MACHIAS, Maine — It’s a “nervous time” over at Albert Tate’s third-generation strawberry farm in Corinth. Pockets of frost hit much of Maine on Monday night, and another frost was predicted for Tuesday night. With many berry bushes and fruit trees blooming two to three weeks earlier than usual this spring, a dangerous frost could easily wipe out a harvest.
Tate and other family members were in their strawberry fields at 2 a.m. Tuesday, repairing and maintaining 20,000 feet of irrigation piping.
“The temperature was 29,” he said. “The plants are blossoming right now, at least two weeks ahead of schedule, which makes them more susceptible to frost. It would be better if the fruit had set.”
From Oxford County to the coast, farmers and orchardists are keeping a close eye on the thermometer.
Orchardists will lose 10 to 15 percent of a crop at 28 degrees Fahrenheit. At 25 degrees, 90 percent of the crop will be lost, according to the University of Maine Cooperative Extension.
“Whether we have damage or not all depends on where the flowers are in their development stage,” said John Olsen of Maine-ly Apples in Dixmont. “We may not be able to tell if we’ve had damage for two or three weeks.”
It dropped to 30.5 degrees at his farm.
Conditions such as this are difficult for apple growers, Olsen said. “It’s a one-shot deal for us. It’s not like we can replant a crop.”
Mark Sheriff in St. Albans in Somerset County said he watched the temperature drop to 32 degrees overnight, admitting Tuesday morning that “I’m a nervous wreck.” He said his apple orchard appears to be all right, but his blueberries are a little more sensitive.
Nat Lindquist of Jasper Wyman and Sons in Milbridge, the world’s largest wild blueberry producer, said Washington County dodged a bullet. Temperatures remained around 36 degrees overnight Monday.
“We are more concerned for [Tuesday night],” he said. “It’s a case of sit and wait.”
But according to David Yarborough, the University of Maine’s Cooperative Extension blueberry expert, there was extensive damage to blueberry fields a little farther south.
“Particularly around the Union area, in the low-lying areas, which they call ‘buckets,’ there was significant damage,” Yarborough said.
Russell Libby, a farmer and the executive director of the Maine Organic Farmers and Gardeners Association based in Unity, said, “No one has reported damage yet.”
He said Tuesday afternoon that except for a few plants that farmers were experimenting with, most of the warm weather crops, such as tomatoes, have not been planted and will not be set in the ground until Memorial Day weekend.
“The early crops are mostly able to handle the cold,” he added.
Libby did say, however, that he likely lost his entire peach crop.
“The trees were in full blossom [Monday],” he said Tuesday. “By my standards, everything is about three weeks early. The daffodils have gone by. The tulips have gone by. And those are usually blooming for Mother’s Day.”
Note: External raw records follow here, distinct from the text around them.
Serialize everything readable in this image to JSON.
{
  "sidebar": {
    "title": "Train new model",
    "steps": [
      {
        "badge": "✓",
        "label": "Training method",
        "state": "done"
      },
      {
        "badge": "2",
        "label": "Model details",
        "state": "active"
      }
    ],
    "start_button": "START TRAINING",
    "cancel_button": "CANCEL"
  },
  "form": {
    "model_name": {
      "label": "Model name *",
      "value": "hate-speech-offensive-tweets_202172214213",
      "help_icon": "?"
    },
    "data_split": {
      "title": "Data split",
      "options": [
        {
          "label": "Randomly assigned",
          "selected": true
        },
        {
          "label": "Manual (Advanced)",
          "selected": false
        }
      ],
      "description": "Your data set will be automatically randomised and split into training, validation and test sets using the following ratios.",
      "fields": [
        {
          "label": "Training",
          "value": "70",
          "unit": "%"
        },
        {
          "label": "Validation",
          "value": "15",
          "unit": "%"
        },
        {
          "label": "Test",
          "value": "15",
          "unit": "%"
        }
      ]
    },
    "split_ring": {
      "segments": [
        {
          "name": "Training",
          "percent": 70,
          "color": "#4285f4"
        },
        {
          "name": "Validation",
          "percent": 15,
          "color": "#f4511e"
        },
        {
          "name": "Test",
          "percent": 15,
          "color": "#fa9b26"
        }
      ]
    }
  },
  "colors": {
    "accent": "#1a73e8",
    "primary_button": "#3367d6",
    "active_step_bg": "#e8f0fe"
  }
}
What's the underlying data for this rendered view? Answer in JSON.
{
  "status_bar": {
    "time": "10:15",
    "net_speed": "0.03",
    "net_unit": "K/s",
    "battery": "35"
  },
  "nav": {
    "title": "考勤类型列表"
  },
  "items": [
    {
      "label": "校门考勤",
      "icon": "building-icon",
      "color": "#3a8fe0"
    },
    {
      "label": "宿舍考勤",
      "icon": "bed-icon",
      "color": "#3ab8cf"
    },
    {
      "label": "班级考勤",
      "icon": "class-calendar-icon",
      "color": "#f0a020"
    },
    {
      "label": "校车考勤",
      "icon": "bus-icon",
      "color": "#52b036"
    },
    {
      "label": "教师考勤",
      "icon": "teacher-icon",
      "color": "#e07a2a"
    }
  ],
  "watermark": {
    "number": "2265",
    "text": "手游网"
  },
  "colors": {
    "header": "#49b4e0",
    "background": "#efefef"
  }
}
Libby said that with Maine’s weather in recent springs not running according to usual patterns — with more rain last year and early warmth this year — the unpredictability could make greenhouses, hoop houses and other protective coverings increasingly important to use whenever possible.
Farmers across the state were expected to be pacing the floor overnight Tuesday, watching the clouds whose presence tends to hold warmth in the air, but whose absence can mean sharper cold.
“We got through [Monday] night at 29 degrees,” Michael Parsons, co-owner of Conant’s Orchard in Etna said. “I was up at 1:30 a.m. and there were clouds. I was up at 3 a.m. and there was a cloud cover. But I woke up at 4 a.m. and saw stars. That wasn’t good. And tonight could be even colder.”